ECB cuts interest rate to 1.25%


Minister for Finance Michael Noonan has urged banks to pass on decreases to consumers after the European Central Bank unexpectedly cut interest rates today.

ECB officials, meeting under the presidency of Mario Draghi for the first time, cut the benchmark interest rate by 0.25 of a percentage point to 1.25 per cent.

The decrease in the ECB rate will see the cost of a typical €250,000 tracker mortgage fall by about €32 a month.

Mr Noonan said the financial regulator Matthew Elderfield has made it clear to banks that they need to pass on interest rate cuts.

Mr Noonan, speaking before addressing the Institute of International and European Affairs in Dublin today, said he welcomed the rate cut and hopes it is the first in a series of several in the coming months.

“I hope it’s the first rate cut of a series of three. I think the European economy could do with the injection of a three-quarter per cent rate-cut between now and early in the New Year,” he said.

“Obviously the banks should pass it on. It will automatically pass on with trackers but I think the regulator, Matthew Elderfield, has already made it that he will intervene if he [thinks] that rate-cuts in Europe are being absorbed by the banks rather than being passed on to customers.”

Fianna Fáil finance spokesman Michael McGrath said it was “incumbent” upon Mr Noonan to make sure the interest rate is passed on. “Fine Gael promised to force the banks to absorb interest rate increases but failed to deliver when the ECB twice increased rates earlier this year,” he said.

Permanent tsb bank confirmed this evening that it will cut mortgage rates by 0.25 per cent following today’s announcement by the ECB. The cuts, which will apply to both variable and tracker rate mortgages, will be effective from November 21st.

Speaking at a press conference in Frankfurt, Mr Draghi said the euro zone could subside into a "mild recession" in the latter part of this year.

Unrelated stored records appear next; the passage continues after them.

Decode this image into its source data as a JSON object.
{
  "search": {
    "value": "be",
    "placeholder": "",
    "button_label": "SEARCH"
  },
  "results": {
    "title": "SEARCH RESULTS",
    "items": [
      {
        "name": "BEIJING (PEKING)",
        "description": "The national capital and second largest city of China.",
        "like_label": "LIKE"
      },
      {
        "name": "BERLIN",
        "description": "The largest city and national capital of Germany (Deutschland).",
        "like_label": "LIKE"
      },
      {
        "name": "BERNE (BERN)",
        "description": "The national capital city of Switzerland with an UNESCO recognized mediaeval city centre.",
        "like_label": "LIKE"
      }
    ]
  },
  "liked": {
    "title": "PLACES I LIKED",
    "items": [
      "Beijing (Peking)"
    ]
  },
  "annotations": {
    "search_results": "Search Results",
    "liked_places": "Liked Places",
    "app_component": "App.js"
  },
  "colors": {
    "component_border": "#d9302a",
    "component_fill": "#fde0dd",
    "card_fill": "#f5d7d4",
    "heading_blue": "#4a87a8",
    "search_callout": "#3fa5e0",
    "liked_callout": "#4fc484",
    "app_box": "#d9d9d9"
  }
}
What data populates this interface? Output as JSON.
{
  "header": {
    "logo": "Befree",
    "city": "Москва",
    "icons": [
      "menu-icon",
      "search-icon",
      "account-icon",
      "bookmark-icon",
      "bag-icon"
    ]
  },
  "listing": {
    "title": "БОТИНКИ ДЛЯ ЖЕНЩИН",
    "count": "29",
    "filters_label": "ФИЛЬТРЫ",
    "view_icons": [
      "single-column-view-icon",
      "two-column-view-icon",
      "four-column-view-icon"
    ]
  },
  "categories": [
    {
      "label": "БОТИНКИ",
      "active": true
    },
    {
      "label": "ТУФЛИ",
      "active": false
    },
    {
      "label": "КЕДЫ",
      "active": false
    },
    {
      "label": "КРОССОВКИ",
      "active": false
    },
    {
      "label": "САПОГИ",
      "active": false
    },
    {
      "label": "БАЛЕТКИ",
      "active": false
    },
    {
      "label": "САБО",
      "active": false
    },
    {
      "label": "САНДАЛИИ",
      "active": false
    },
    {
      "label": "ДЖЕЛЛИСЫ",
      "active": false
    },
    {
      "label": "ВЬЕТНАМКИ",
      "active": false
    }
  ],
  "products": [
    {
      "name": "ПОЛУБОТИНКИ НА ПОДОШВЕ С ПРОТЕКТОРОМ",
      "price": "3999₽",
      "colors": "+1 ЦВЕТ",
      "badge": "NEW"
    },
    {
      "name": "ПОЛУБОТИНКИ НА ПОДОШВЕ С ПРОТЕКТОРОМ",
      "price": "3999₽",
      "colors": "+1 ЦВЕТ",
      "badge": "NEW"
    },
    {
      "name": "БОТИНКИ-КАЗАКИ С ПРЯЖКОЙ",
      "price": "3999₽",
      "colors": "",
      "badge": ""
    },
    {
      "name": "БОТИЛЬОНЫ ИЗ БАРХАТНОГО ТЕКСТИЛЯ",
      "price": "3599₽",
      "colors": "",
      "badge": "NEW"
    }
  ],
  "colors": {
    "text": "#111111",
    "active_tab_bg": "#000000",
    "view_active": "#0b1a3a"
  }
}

The Italian has walked into a maelstrom in his first week at the ECB's helm, with euro zone leaders contemplating a future without Greece and economic policy paralysis in his home country threatening to pitch Rome into the storm.

But he offered no commitment to scale up the bank's bond-buying programme to support the likes of Italy and Spain. "What we are observing now is ... slow growth heading towards a mild recession by year-end," Mr Draghi said. "A significant downward revision to forecasts and projections for average real GDP growth in 2012 (are) very likely.”

The rate cut gave a modest boost to stock markets. The FTSEurofirst 300 index of top European shares was up 1.3 per cent this afternoon.

The decision to cut rates came despite inflation in the 17-country euro zone staying at 3.0 per cent for a second month running in October, well above the ECB's target of just below 2 per cent.

Mr Draghi said the ECB expected inflation to subside below 2 per cent next year.

European leaders said earlier before the start of the G20 summit in Cannes that they were prepared for Greece to leave the euro zone to preserve the 12-year-old single currency if Athens does not decide quickly to implement a bailout programme, putting the likes of Italy and Spain, and even France, firmly in the markets' sights.

Mr Draghi succeeded France's Jean-Claude Trichet as ECB chief on Tuesday.